Work instruction: Count every line in the data below where "打造影响力" occurs, then state that number and nothing more.

(Beginning of Supplied entries)

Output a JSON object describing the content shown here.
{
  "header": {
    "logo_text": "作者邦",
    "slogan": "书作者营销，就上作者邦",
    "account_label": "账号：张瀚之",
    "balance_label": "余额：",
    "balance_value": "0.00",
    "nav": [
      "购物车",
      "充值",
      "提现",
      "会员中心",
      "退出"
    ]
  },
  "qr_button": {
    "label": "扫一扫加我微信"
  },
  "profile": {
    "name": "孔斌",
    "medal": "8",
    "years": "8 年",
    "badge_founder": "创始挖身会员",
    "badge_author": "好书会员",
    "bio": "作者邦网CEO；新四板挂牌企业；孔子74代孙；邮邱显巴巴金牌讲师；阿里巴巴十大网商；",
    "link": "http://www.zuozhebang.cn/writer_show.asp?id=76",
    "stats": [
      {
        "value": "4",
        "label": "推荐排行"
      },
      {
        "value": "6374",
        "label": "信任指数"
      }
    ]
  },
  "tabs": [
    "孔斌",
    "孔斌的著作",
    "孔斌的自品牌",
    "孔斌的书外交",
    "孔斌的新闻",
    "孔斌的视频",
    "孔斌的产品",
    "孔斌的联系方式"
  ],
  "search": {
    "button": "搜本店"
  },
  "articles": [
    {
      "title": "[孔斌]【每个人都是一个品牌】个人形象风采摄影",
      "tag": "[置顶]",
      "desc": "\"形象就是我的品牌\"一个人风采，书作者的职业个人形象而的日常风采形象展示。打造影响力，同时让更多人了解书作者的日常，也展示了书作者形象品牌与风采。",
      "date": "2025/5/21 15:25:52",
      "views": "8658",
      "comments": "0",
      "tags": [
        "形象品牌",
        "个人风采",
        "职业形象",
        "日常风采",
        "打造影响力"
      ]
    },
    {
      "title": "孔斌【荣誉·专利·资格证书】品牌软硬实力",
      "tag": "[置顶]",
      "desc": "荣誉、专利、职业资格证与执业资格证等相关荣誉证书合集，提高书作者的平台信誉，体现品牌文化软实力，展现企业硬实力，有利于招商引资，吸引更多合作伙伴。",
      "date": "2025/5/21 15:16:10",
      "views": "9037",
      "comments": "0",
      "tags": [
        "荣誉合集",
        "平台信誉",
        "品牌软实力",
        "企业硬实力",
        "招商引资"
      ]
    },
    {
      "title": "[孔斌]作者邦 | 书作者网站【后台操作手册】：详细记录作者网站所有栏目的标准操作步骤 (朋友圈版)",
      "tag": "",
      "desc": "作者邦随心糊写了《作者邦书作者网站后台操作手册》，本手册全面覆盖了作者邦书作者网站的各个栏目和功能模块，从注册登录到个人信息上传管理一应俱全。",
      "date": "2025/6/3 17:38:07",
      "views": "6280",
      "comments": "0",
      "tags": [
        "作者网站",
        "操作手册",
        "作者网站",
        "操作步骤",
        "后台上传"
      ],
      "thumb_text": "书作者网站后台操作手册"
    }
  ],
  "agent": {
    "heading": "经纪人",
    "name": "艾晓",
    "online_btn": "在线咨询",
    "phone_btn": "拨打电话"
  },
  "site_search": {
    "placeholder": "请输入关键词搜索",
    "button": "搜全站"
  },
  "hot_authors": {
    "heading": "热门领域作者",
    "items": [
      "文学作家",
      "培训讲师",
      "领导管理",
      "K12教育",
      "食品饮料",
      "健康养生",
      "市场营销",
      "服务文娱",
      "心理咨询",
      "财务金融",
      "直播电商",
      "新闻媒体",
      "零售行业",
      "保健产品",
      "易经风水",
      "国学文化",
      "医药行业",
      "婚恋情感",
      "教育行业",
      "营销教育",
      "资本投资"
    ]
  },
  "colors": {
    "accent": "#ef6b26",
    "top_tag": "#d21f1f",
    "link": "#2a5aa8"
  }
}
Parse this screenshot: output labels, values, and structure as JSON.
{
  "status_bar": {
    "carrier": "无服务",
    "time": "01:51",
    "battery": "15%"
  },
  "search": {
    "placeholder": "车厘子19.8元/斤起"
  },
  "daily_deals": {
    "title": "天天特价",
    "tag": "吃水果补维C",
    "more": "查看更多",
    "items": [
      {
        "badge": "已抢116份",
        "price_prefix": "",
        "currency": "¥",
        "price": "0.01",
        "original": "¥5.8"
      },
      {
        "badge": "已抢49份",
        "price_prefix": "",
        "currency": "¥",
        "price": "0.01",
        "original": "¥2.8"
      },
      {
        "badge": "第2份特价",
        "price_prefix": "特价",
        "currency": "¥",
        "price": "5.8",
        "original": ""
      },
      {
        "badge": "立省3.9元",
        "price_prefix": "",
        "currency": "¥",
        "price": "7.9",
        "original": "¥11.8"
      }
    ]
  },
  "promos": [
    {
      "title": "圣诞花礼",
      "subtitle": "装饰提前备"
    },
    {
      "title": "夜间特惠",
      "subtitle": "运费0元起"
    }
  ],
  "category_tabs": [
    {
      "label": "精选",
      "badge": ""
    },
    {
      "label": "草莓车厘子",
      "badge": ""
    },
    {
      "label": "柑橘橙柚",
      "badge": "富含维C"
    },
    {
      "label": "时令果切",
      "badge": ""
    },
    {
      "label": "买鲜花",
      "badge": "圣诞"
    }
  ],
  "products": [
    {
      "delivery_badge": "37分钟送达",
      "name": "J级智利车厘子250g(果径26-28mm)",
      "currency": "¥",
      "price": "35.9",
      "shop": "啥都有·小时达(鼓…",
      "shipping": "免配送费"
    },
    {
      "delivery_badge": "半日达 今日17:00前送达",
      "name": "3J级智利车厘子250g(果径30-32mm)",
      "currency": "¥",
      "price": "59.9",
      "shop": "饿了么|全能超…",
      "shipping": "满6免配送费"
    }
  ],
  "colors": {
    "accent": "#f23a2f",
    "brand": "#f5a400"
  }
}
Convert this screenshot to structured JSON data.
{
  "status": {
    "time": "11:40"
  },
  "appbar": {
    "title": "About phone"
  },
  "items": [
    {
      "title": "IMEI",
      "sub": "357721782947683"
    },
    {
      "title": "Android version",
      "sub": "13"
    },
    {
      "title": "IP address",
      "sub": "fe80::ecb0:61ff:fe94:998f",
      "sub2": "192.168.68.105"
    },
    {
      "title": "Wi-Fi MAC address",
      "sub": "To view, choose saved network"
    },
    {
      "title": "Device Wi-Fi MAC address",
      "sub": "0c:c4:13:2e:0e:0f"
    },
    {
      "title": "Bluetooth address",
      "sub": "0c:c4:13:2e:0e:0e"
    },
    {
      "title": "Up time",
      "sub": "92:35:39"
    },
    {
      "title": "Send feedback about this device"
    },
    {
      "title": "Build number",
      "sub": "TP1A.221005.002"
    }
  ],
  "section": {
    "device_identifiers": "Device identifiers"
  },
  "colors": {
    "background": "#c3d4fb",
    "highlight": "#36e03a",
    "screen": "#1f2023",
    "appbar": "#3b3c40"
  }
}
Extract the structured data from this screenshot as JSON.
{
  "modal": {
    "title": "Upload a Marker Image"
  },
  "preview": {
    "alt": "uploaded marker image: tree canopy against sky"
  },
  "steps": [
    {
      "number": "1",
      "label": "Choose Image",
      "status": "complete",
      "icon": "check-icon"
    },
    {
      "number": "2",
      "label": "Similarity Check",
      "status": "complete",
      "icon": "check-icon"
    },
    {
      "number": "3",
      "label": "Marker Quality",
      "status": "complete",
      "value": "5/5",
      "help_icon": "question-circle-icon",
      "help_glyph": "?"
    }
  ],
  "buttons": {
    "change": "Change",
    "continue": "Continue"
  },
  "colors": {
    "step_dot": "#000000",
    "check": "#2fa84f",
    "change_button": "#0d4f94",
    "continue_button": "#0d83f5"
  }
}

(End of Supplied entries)

Solution to the problem: 2